Sylt is the northernmost island in Germany, lying effectively at the same latitude as the mainland's border with Denmark (and about 10km off the west coast). It is Germany's largest island in the North Sea at 38km north-to-south -- but generally only a few kilometers wide. Here's Sylt on Google Maps. Hamburg is a few hours south, London sits across the North Sea to the southwest, and the Baltic Sea lies across Denmark to the east (Germany call this the East Sea).
Again with Google maps you can see the distinctive shape of Sylt. Westerland the is largest town (9,000 of the 21,000 total inhabitants), with Kampen being the very upper-class village a little to the north -- although nowhere can Sylt be called frugal in any sense. In fact, they have prohibited any new construction to preserve nature... if you want to build, you have to tear down an existing structure and build on the same site. I think that's a good move. It would probably get overdeveloped otherwise, and it's a beautiful place. More info on Sylt from Wikipedia here.
Indeed, the shape of the island is so distinctive that it helps define a culture around it. You'll see a lot of cars with this bumper sticker (below) on it, indicating a fan of Sylt and probably a frequent visitor (or, if lucky, owner of a flat there). Most cars with this sticker will be BMWs, Mercedes, or Audis... and the higher-end models at that. You're announcing that you're a bit of a snob with this on your car, but at least a snob with good taste.
And the "culture" around Sylt? There was a famous pop song from the Neue Deutsche Welle (New German Wave) in the 1980's that immortalizes Westerland, the main town. The NDW includes artiscs like Nena (Luftballons) and Falco (Rock Me Amadeus), by the way. Here is the song and video. It's actually a really catch tune.
You can fly to Sylt (small airport there) but it's better and more fun to "drive". I drove north from Hamburg a couple of hours to the boarding point for the auto-carriers on the Deutsche Bahn. You actually drive up onto the auto-carrier on the train, and it takes the route across the water to the island!
Fortunately, my car was on the top level of the carrier, so I was able to get this photo as the train just reached the first part of Sylt. This is typical for the southern portion -- fields of wheat or cows, totally flat of course.

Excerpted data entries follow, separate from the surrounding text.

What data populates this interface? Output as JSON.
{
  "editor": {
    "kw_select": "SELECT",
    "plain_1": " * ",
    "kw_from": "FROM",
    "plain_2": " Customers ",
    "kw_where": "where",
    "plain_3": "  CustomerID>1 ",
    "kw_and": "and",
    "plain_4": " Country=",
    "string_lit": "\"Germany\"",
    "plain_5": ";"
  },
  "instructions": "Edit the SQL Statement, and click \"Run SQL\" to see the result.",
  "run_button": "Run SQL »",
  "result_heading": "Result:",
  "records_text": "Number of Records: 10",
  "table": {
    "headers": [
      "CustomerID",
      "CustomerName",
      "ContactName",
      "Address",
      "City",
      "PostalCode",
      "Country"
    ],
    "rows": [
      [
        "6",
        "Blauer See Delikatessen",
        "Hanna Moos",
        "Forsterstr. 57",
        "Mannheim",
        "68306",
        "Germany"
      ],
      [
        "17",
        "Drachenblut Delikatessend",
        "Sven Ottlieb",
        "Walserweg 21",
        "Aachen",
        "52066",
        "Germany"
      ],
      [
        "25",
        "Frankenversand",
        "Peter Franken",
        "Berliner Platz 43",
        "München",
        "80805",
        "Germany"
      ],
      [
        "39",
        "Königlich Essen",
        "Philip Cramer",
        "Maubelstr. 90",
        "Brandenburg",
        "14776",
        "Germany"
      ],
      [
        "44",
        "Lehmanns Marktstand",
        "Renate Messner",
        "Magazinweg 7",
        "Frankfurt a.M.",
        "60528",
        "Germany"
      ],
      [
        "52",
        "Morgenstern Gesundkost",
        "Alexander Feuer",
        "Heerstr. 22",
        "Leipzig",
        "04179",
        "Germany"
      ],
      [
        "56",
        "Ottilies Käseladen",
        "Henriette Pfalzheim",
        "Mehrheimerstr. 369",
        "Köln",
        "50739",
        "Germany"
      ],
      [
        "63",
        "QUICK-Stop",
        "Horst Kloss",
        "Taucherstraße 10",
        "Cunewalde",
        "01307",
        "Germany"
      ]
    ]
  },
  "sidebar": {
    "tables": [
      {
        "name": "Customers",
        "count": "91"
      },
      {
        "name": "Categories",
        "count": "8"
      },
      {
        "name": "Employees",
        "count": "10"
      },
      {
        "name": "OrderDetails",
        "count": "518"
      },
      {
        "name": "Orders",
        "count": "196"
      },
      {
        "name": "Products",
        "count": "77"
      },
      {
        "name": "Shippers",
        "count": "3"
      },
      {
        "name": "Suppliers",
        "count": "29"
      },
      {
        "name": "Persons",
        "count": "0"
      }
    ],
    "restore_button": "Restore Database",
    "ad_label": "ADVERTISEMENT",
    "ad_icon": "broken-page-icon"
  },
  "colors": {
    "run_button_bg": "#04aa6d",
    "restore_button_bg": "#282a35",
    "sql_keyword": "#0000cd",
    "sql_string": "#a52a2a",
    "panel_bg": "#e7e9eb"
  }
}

What Sylt is most famous for is the dunes and beaches, that reminded me a lot of the Outer Banks in North Carolina. It's waaaay up north, and never truly gets hot. Also, there is a constant strong breeze, so there are rather more sturdy grasses than many trees.
What you see on the beach is also a trademark of Sylt: the strandkorb. Literally, the sand basket. These things are quite heavy and stay put, but just light enough so that you can rotate them to face the sun and block the constant wind from your back. It really works to keep you warm. However, there are numbers on them... because each section of beach has a firm that is allowed to rent a certain number of strandkorbs. You have to reserve one for each day that you want to use it -- but you better do this ahead of time. They go fast.
Here you can clearly see the numbers on each strandkorb. The blue and white stripes on the inside are traditional, and there are two baskets underneath the seat to store bags, books, clothes, etc. This is about the maximum density of strandkorbs that are allowed, and you see that they are ALL taken. What I did not post, but is common, is that many people love to hang around and swim in the nude. That's Germany - claim your square meters on the beach and get naked!
As you might expect, there are some nice walking/hiking trails on Sylt. Germans are really outdoorsy and like to get fresh air and exercise. You can walk paths around much of the island, which gets especially nice as you get farther from the crowded beaches. Some parts are farmland, others a bit wooded, and some parts marshy. This was one of my favorites.
When you're done with the beach and trails, the best thing to do is get some seafood at Gosch. Mr. Gosch started out selling seafood from a cart, got more and more carts, expanded into a restaurant, and now sells seafood across all Germany. The two cool locations on Sylt (his home base, and is often at the restaurants) are in the towns Wenningstedt and List. (He even has stands in the Munich airport and main train station - both are always crowded and known for quality).